David Michôd's The Rover revels in a kind of chic impenetrability, taking place in a barren and humorless Australia set "10 years after the collapse." Guy Pearce stars as Eric, a flinty, soot-covered highwayman whose car is taken after an unexplained collision-cum-firefight with a couple of bandits led by an American-accented redneck, Henry (Scoot McNairy), who leaves his bumbling brother, Rey (Robert Pattinson), for dead. Eric inherits a small SUV from the altercation, but his quest for the original vehicle leads him to track down Rey, and the bedraggled meet-up that follows reveals more about Michôd's ability to play with time, space, and mood than the specifics of the world he's created. The moments when the film rears up on its hind legs—usually conflagrations where Eric and Rey realize the quickest way to get what they want is by murdering someone—reveal Michôd as a top-rate action director, but the film is less a shoot-'em-up than it is about the looming threat, and lifelong consequences, of violence for both victim and aggressor.
A question naturally emerges about what precisely happened to get humanity to this nihilistic point, and expecting the film to explain itself geopolitically can be maddening. All that the taciturn screenplay, co-written by Joel Edgerton (star of Michôd's previous film, Animal Kingdom), coughs up are fragments and allusions to a much bigger story: ubiquitous flurries of spoken Chinese heard through loudspeakers; an ongoing military clampdown that brings to mind the Iraq War, but at a 10th of the scale; and an implied total devaluation of the Australian dollar. Everyone in Michôd's dusty frontier wilderness is looking out for themselves, scared to say anything beyond the bare minimum. When Eric asks the madam of a boarding house if she's seen a car, she responds by asking him what his name is, and they volley "Have you seen my car?" and "What is your name?" back and forth until he pulls out a handgun and points it at her forehead, at which point she tells him she has seen the car in question, but it was "doing what cars usually do: it came in one direction and left in another." The worst that can be said about The Rover is that it has the feel of bad dystopian literature, as its text is so terse and blunted-off in explaining itself that it appears an exercise for a long while in opaque pseudo-symbolism.

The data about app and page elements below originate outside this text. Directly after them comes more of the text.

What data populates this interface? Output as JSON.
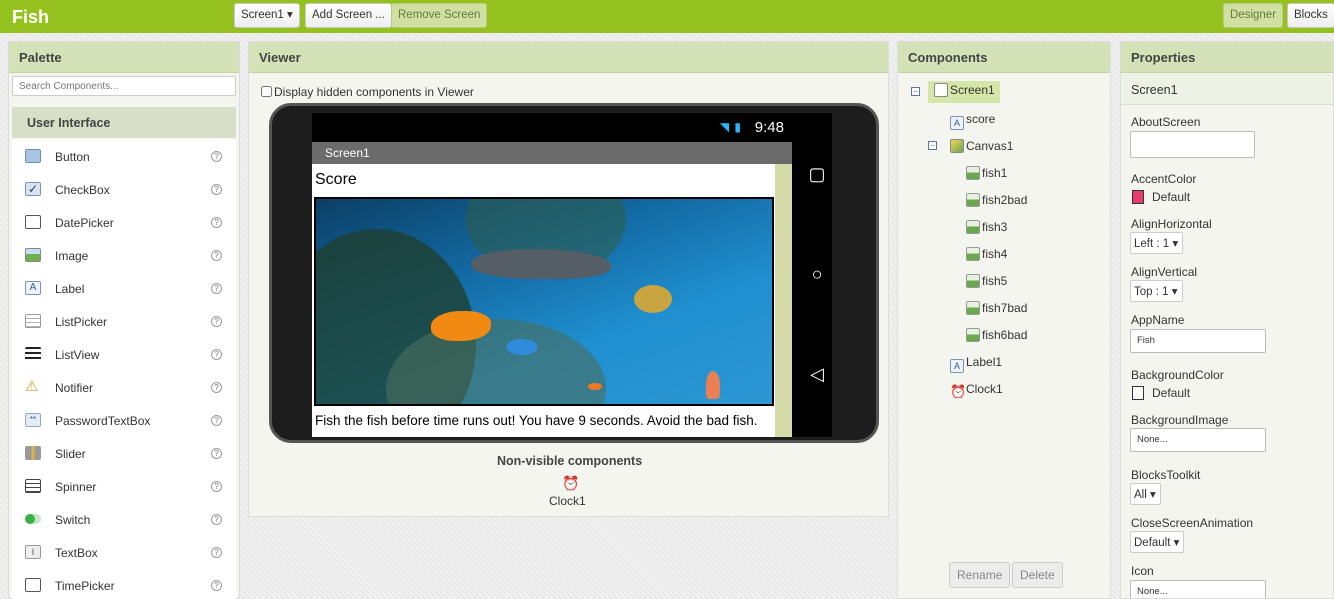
{
  "topbar": {
    "app_title": "Fish",
    "screen_select": "Screen1 ▾",
    "add_screen": "Add Screen ...",
    "remove_screen": "Remove Screen",
    "designer": "Designer",
    "blocks": "Blocks"
  },
  "palette": {
    "title": "Palette",
    "search_placeholder": "Search Components...",
    "group": "User Interface",
    "help_glyph": "?",
    "items": [
      {
        "label": "Button",
        "icon": "button-icon"
      },
      {
        "label": "CheckBox",
        "icon": "checkbox-icon"
      },
      {
        "label": "DatePicker",
        "icon": "datepicker-icon"
      },
      {
        "label": "Image",
        "icon": "image-icon"
      },
      {
        "label": "Label",
        "icon": "label-icon"
      },
      {
        "label": "ListPicker",
        "icon": "listpicker-icon"
      },
      {
        "label": "ListView",
        "icon": "listview-icon"
      },
      {
        "label": "Notifier",
        "icon": "notifier-icon"
      },
      {
        "label": "PasswordTextBox",
        "icon": "password-icon"
      },
      {
        "label": "Slider",
        "icon": "slider-icon"
      },
      {
        "label": "Spinner",
        "icon": "spinner-icon"
      },
      {
        "label": "Switch",
        "icon": "switch-icon"
      },
      {
        "label": "TextBox",
        "icon": "textbox-icon"
      },
      {
        "label": "TimePicker",
        "icon": "timepicker-icon"
      }
    ]
  },
  "viewer": {
    "title": "Viewer",
    "display_hidden": "Display hidden components in Viewer",
    "status_time": "9:48",
    "screen_title": "Screen1",
    "score_label": "Score",
    "info_label": "Fish the fish before time runs out! You have 9 seconds. Avoid the bad fish.",
    "nonvisible_title": "Non-visible components",
    "nonvisible_items": [
      "Clock1"
    ],
    "nav_square": "▢",
    "nav_circle": "○",
    "nav_back": "◁"
  },
  "components": {
    "title": "Components",
    "tree": {
      "screen": "Screen1",
      "score": "score",
      "canvas": "Canvas1",
      "sprites": [
        "fish1",
        "fish2bad",
        "fish3",
        "fish4",
        "fish5",
        "fish7bad",
        "fish6bad"
      ],
      "label": "Label1",
      "clock": "Clock1"
    },
    "rename": "Rename",
    "delete": "Delete"
  },
  "properties": {
    "title": "Properties",
    "component": "Screen1",
    "about_screen": {
      "name": "AboutScreen",
      "value": ""
    },
    "accent_color": {
      "name": "AccentColor",
      "value": "Default",
      "swatch": "#e63d6f"
    },
    "align_horizontal": {
      "name": "AlignHorizontal",
      "value": "Left : 1 ▾"
    },
    "align_vertical": {
      "name": "AlignVertical",
      "value": "Top : 1 ▾"
    },
    "app_name": {
      "name": "AppName",
      "value": "Fish"
    },
    "background_color": {
      "name": "BackgroundColor",
      "value": "Default",
      "swatch": "#ffffff"
    },
    "background_image": {
      "name": "BackgroundImage",
      "value": "None..."
    },
    "blocks_toolkit": {
      "name": "BlocksToolkit",
      "value": "All ▾"
    },
    "close_screen_animation": {
      "name": "CloseScreenAnimation",
      "value": "Default ▾"
    },
    "icon": {
      "name": "Icon",
      "value": "None..."
    }
  },
  "colors": {
    "brand_green": "#95c11f",
    "panel_head": "#d5e1b6",
    "selected": "#d6e6a9"
  }
}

Pearce was born for this stuff, but Pattinson—grunting slack-jawed to the point of needing subtitles, another layer of obfuscation Michôd casts over the film—is sublime. The startling chasm between his characters in The Rover and Cosmopolis suggests a range that'll be properly acknowledged only when Pattinson is older, less appreciated as a heartthrob than for his skill as a seasoned vet. Rey is pathetic and whimpering at first glimpse, but later emerges closer to a hero than Eric, who kills so many people to find his car that the inciting McGuffin barely holds. Eric convinces Rey to lead him to Henry and his accomplices, but the reunion-confrontation between the two brothers gives the film its only real sense of sorrow, a climax verifying for the first real time how Michôd's wasteland leaves its derelict inhabitants with nothing but terrible options. As a political allegory, The Rover is neither here nor there; that said, Rey's stare is almost thousand-yard enough to make the film's sense of tragedy feel downright Greek.